> [Work request]:
Scan the entries below. List each line with "text".

Collected data entries:
== Segment start ==

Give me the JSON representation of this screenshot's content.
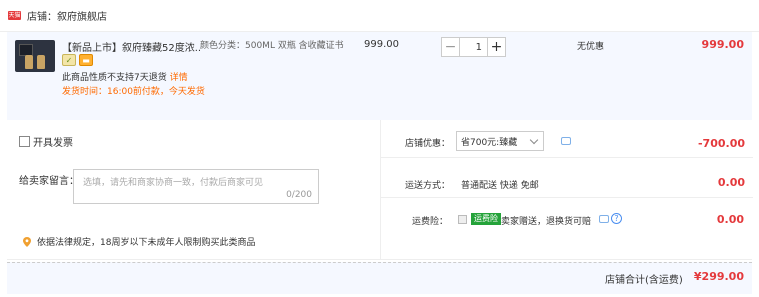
{
  "shop": {
    "tag": "天猫",
    "label": "店铺：叙府旗舰店"
  },
  "item": {
    "title": "【新品上市】叙府臻藏52度浓...",
    "notice": "此商品性质不支持7天退货",
    "notice_link": "详情",
    "ship_time": "发货时间：16:00前付款，今天发货",
    "spec": "颜色分类：500ML 双瓶 含收藏证书",
    "unit_price": "999.00",
    "quantity": "1",
    "qty_minus": "−",
    "qty_plus": "+",
    "discount": "无优惠",
    "total": "999.00"
  },
  "invoice": {
    "label": "开具发票"
  },
  "message": {
    "label": "给卖家留言：",
    "placeholder": "选填，请先和商家协商一致，付款后商家可见",
    "count": "0/200"
  },
  "law_notice": "依据法律规定，18周岁以下未成年人限制购买此类商品",
  "shop_coupon": {
    "label": "店铺优惠：",
    "selected": "省700元:臻藏",
    "amount": "-700.00"
  },
  "shipping": {
    "label": "运送方式：",
    "value": "普通配送 快递 免邮",
    "amount": "0.00"
  },
  "insurance": {
    "label": "运费险：",
    "tag": "运费险",
    "text": "卖家赠送，退换货可赔",
    "amount": "0.00"
  },
  "footer": {
    "label": "店铺合计(含运费)",
    "amount": "¥299.00"
  },
  "colors": {
    "accent_red": "#e4393c",
    "accent_orange": "#ff6a00",
    "row_bg": "#f5f8ff"
  }
}
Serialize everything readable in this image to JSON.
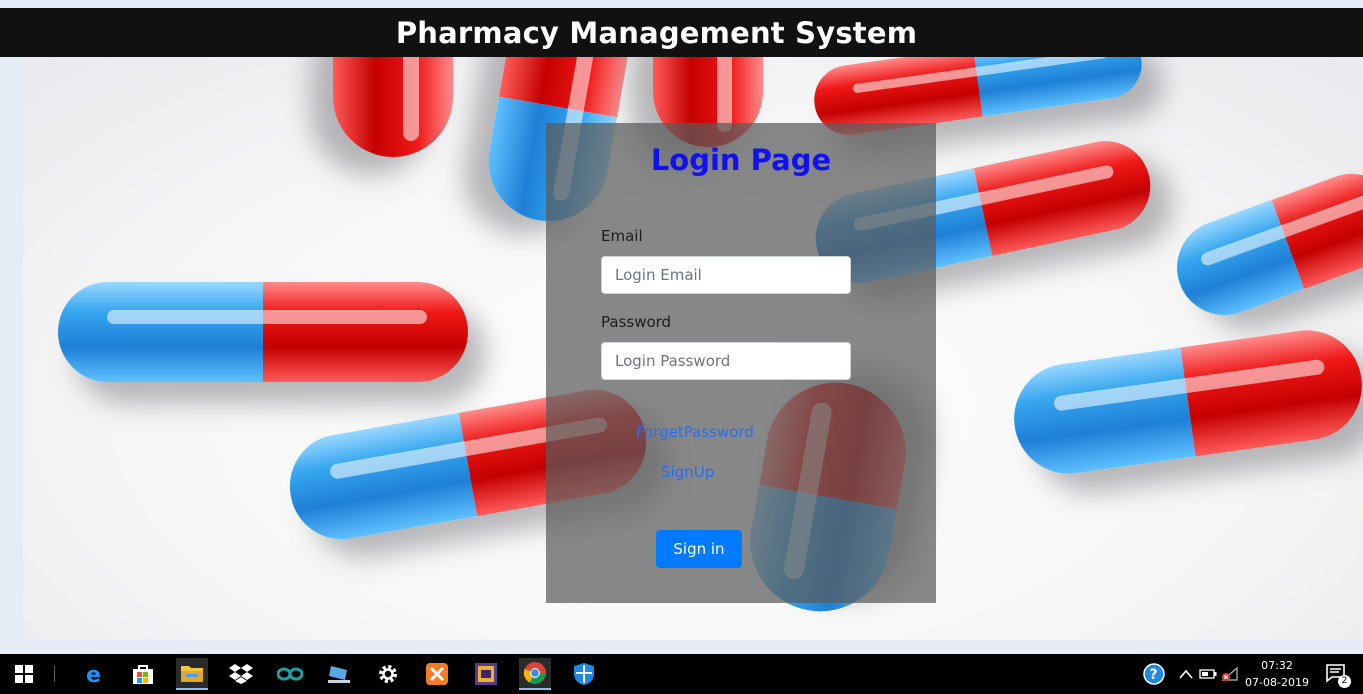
{
  "header": {
    "title": "Pharmacy Management System"
  },
  "login": {
    "title": "Login Page",
    "email_label": "Email",
    "email_placeholder": "Login Email",
    "email_value": "",
    "password_label": "Password",
    "password_placeholder": "Login Password",
    "password_value": "",
    "forget_password_link": "ForgetPassword",
    "signup_link": "SignUp",
    "signin_button": "Sign in"
  },
  "colors": {
    "header_bg": "#111111",
    "title_color": "#1010f0",
    "link_color": "#2a6df0",
    "button_bg": "#007bff"
  },
  "taskbar": {
    "icons": [
      "windows-start-icon",
      "edge-icon",
      "store-icon",
      "file-explorer-icon",
      "dropbox-icon",
      "arduino-icon",
      "laptop-app-icon",
      "settings-gear-icon",
      "xampp-icon",
      "app-icon",
      "chrome-icon",
      "defender-shield-icon"
    ],
    "clock_time": "07:32",
    "clock_date": "07-08-2019",
    "notification_count": "2"
  }
}
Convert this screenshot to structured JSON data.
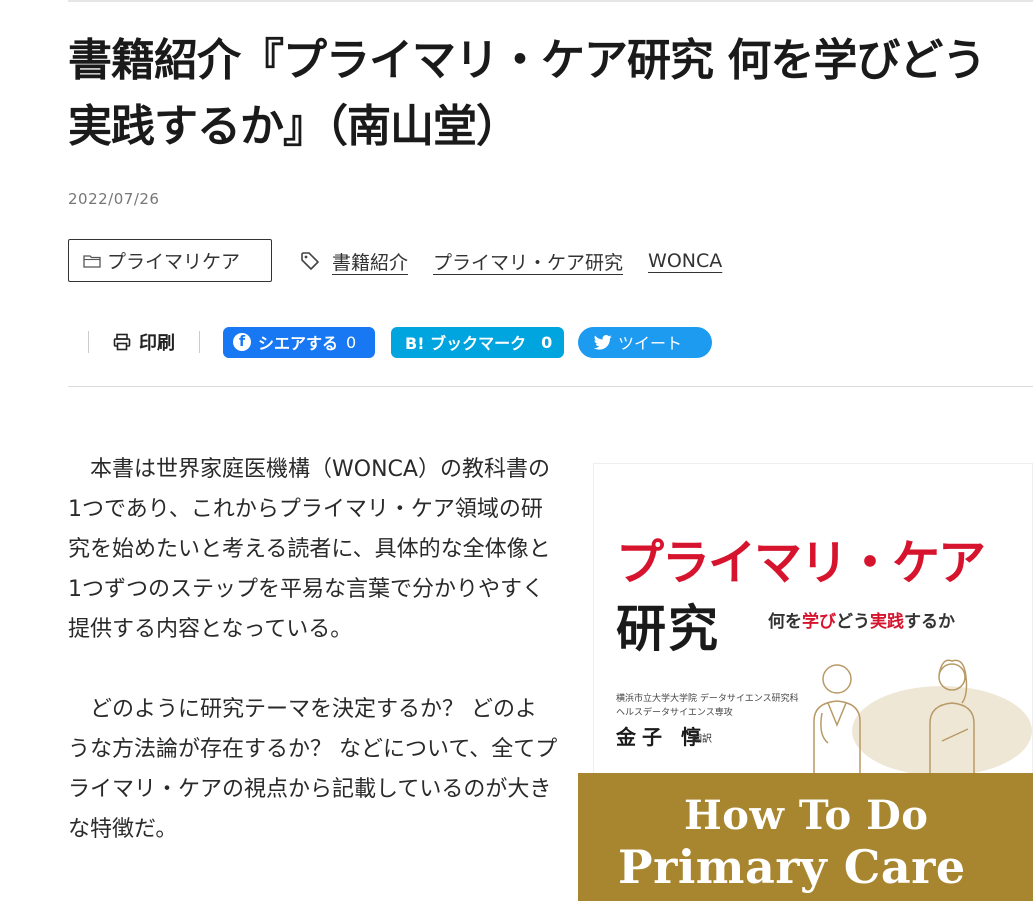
{
  "article": {
    "title": "書籍紹介『プライマリ・ケア研究 何を学びどう実践するか』（南山堂）",
    "date": "2022/07/26",
    "category": "プライマリケア",
    "tags": [
      "書籍紹介",
      "プライマリ・ケア研究",
      "WONCA"
    ]
  },
  "share": {
    "print_label": "印刷",
    "facebook_label": "シエアする",
    "facebook_count": "0",
    "hatena_label": "B! ブックマーク",
    "hatena_count": "0",
    "twitter_label": "ツイート"
  },
  "body": {
    "paragraphs": [
      "本書は世界家庭医機構（WONCA）の教科書の1つであり、これからプライマリ・ケア領域の研究を始めたいと考える読者に、具体的な全体像と1つずつのステップを平易な言葉で分かりやすく提供する内容となっている。",
      "どのように研究テーマを決定するか？ どのような方法論が存在するか？ などについて、全てプライマリ・ケアの視点から記載しているのが大きな特徴だ。"
    ]
  },
  "cover": {
    "title": "プライマリ・ケア",
    "title2": "研究",
    "subtitle_parts": [
      "何を",
      "学び",
      "どう",
      "実践",
      "するか"
    ],
    "affiliation1": "横浜市立大学大学院 データサイエンス研究科",
    "affiliation2": "ヘルスデータサイエンス専攻",
    "author": "金子 惇",
    "translator_role": "翻訳",
    "band_line1": "How To Do",
    "band_line2": "Primary Care"
  },
  "colors": {
    "facebook": "#1877f2",
    "hatena": "#00a4de",
    "twitter": "#1d9bf0",
    "cover_red": "#d7142e",
    "cover_band": "#a8862f"
  },
  "icons": {
    "category": "folder-icon",
    "tags": "tag-icon",
    "print": "printer-icon",
    "facebook": "facebook-icon",
    "twitter": "twitter-bird-icon"
  }
}
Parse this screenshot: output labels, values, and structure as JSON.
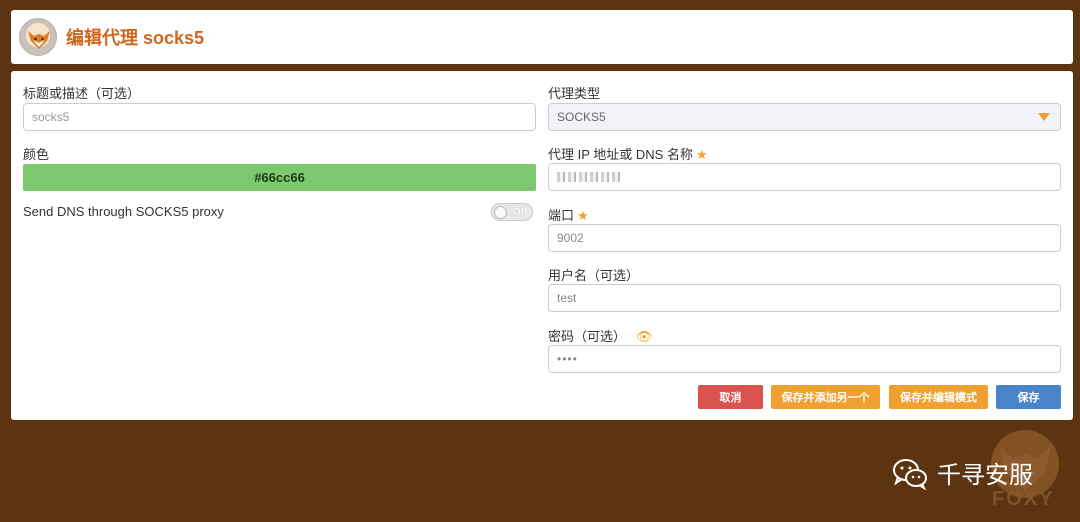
{
  "header": {
    "title": "编辑代理 socks5"
  },
  "left": {
    "title_label": "标题或描述（可选）",
    "title_value": "socks5",
    "color_label": "颜色",
    "color_value": "#66cc66",
    "dns_label": "Send DNS through SOCKS5 proxy",
    "dns_toggle": "Off"
  },
  "right": {
    "type_label": "代理类型",
    "type_value": "SOCKS5",
    "host_label": "代理 IP 地址或 DNS 名称",
    "host_value": "",
    "port_label": "端口",
    "port_value": "9002",
    "user_label": "用户名（可选）",
    "user_value": "test",
    "pass_label": "密码（可选）",
    "pass_value": "••••"
  },
  "buttons": {
    "cancel": "取消",
    "save_add": "保存并添加另一个",
    "save_edit": "保存并编辑模式",
    "save": "保存"
  },
  "watermark": {
    "text": "千寻安服",
    "foxy": "FOXY"
  },
  "colors": {
    "accent": "#d0671c",
    "orange": "#f0a030",
    "danger": "#d9534f",
    "primary": "#4a84c8",
    "bg": "#5c3412",
    "swatch": "#7dc86f"
  }
}
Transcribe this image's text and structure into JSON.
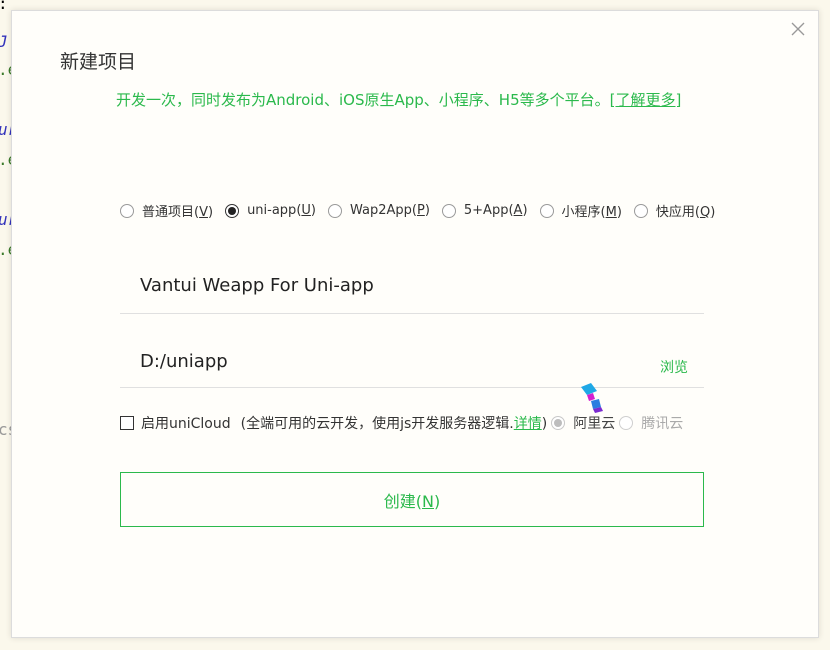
{
  "background": {
    "fragments": [
      {
        "text": ": {",
        "color": "#555555"
      },
      {
        "text": "J",
        "color": "#3333bb"
      },
      {
        "text": ".e",
        "color": "#3a7a2a"
      },
      {
        "text": "ur",
        "color": "#3333bb"
      },
      {
        "text": ".e",
        "color": "#3a7a2a"
      },
      {
        "text": "ur",
        "color": "#3333bb"
      },
      {
        "text": ".e",
        "color": "#3a7a2a"
      },
      {
        "text": "cs",
        "color": "#999999"
      }
    ]
  },
  "dialog": {
    "title": "新建项目",
    "subtitle": "开发一次，同时发布为Android、iOS原生App、小程序、H5等多个平台。",
    "learn_more": "[了解更多]",
    "close_icon": "close-icon"
  },
  "project_types": [
    {
      "label": "普通项目(",
      "key": "V",
      "selected": false
    },
    {
      "label": "uni-app(",
      "key": "U",
      "selected": true
    },
    {
      "label": "Wap2App(",
      "key": "P",
      "selected": false
    },
    {
      "label": "5+App(",
      "key": "A",
      "selected": false
    },
    {
      "label": "小程序(",
      "key": "M",
      "selected": false
    },
    {
      "label": "快应用(",
      "key": "Q",
      "selected": false
    }
  ],
  "project_name": {
    "value": "Vantui Weapp For Uni-app"
  },
  "project_path": {
    "value": "D:/uniapp",
    "browse_label": "浏览"
  },
  "unicloud": {
    "label": "启用uniCloud",
    "desc_prefix": "(全端可用的云开发，使用js开发服务器逻辑.",
    "detail_link": "详情",
    "desc_suffix": ")",
    "providers": [
      {
        "label": "阿里云",
        "selected": true
      },
      {
        "label": "腾讯云",
        "selected": false
      }
    ]
  },
  "create_button": {
    "label_prefix": "创建(",
    "key": "N",
    "label_suffix": ")"
  },
  "colors": {
    "accent": "#2bb94c",
    "cursor_cyan": "#1fa8e6",
    "cursor_magenta": "#d41fd0"
  }
}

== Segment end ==

> [Task answer]:
    "text": "卖家赠送，退换货可赔",
    "text": "千寻安服",
Transcribe this image's text and structure into JSON.
        "text": ": {",
        "text": "J",
        "text": ".e",
        "text": "ur",
        "text": ".e",
        "text": "ur",
        "text": ".e",
        "text": "cs",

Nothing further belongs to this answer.